The MPLS Citizenship Program
Malcolm Price Laboratory School
2010 Vision in Action: The Whole Child Award Recipient
(See video overview of MPLS Citizenship Program)
Leadership Provided from Kim Miller and Clare Struck
The University of Northern Iowa's Malcolm Price Laboratory School (MPLS) in Cedar Falls, Iowa, was the 2010 winner of ASCD's first-ever Vision in Action: The ASCD Whole Child Award. ASCD honored Price Laboratory School because of the intentional and specific steps its educators took to ensure that students at every level—from preschoolers to high school juniors and seniors—are healthy, safe, engaged, supported, and challenged
. See descriptions of these program elements and and links to videos that illustrate further how these important aspects of the program make a difference in the lives of students.
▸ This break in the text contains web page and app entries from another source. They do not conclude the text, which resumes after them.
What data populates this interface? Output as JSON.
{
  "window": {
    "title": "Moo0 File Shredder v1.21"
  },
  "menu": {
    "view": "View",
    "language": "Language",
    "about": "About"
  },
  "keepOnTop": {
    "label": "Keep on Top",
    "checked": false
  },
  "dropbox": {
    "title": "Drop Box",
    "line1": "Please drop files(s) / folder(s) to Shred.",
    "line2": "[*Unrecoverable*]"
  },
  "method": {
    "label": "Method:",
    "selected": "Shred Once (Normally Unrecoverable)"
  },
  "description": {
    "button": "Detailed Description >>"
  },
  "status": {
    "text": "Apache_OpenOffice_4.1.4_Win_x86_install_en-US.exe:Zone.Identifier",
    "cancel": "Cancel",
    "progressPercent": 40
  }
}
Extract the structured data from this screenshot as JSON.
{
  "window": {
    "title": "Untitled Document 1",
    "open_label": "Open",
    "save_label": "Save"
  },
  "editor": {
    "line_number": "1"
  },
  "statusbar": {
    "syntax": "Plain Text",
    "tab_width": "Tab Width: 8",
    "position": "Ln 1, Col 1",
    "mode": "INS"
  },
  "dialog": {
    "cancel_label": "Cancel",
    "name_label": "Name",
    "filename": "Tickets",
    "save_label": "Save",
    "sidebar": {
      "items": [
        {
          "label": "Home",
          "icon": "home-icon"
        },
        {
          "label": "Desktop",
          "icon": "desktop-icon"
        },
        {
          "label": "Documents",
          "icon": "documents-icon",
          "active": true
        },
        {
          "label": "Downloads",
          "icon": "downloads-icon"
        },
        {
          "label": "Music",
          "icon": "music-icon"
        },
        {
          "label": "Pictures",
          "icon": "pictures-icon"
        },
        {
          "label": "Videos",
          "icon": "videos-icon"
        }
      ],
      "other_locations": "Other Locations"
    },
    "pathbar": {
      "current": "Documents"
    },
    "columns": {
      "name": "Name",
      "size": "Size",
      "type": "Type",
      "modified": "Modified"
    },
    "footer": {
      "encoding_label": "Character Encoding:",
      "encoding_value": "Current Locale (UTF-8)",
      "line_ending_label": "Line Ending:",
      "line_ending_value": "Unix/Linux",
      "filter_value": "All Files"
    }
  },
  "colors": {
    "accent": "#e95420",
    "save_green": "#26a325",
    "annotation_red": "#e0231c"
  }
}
- Video: Healthy: All 369 students participated in daily physical education classes and a weekly health program for juniors and seniors. This program empowered the older students to take responsibility for their own health and fitness. With a new breakfast and lunch program, Grassroots Café, PLS was able to provide its students with fresh and organic foods grown from local farms and has drastically cut down the amount of processed foods served to the students.
- Video: Safe: To guarantee that their students were safe, educators at PLS instituted the "Be a Buddy, Not a Bully!" program for their elementary students. With an emphasis on character education, students were taught about their responsibility to respect themselves and others.
- Video: Engaged: Educators at PLS engaged their students through project-based learning focused on topics of the students' choosing. The 8th graders participate in "The Empathy Project," in which students develop films that raise awareness, stimulate empathy, and call viewers to action on a variety of issues including the danger of gossip, cyber bullying, and using slurs. The 11th graders participated in projects that include hosting a radio talk show, engaging in service learning, and job shadowing, among many others.
- Video: Supported: At PLS, all 6th–12th grade students participated in advisory groups daily at the middle school level and a minimum of twice a month in the high school level. Advisory groups participated in developmentally appropriate activities and moral discussions, and some students viewed their advisor as an "in-school parent."
- Video: Challenged: All MPLS students participated in a college preparatory curriculum; 11th and 12th graders also participated in a multicomponent Junior/Senior Options Program. This program allowed students to personalize their own curriculum with flexible scheduling. Some of the options students could choose to participate in were dual-enrollment university courses, individualized courses, internships with local business, cadet teaching, and senior projects.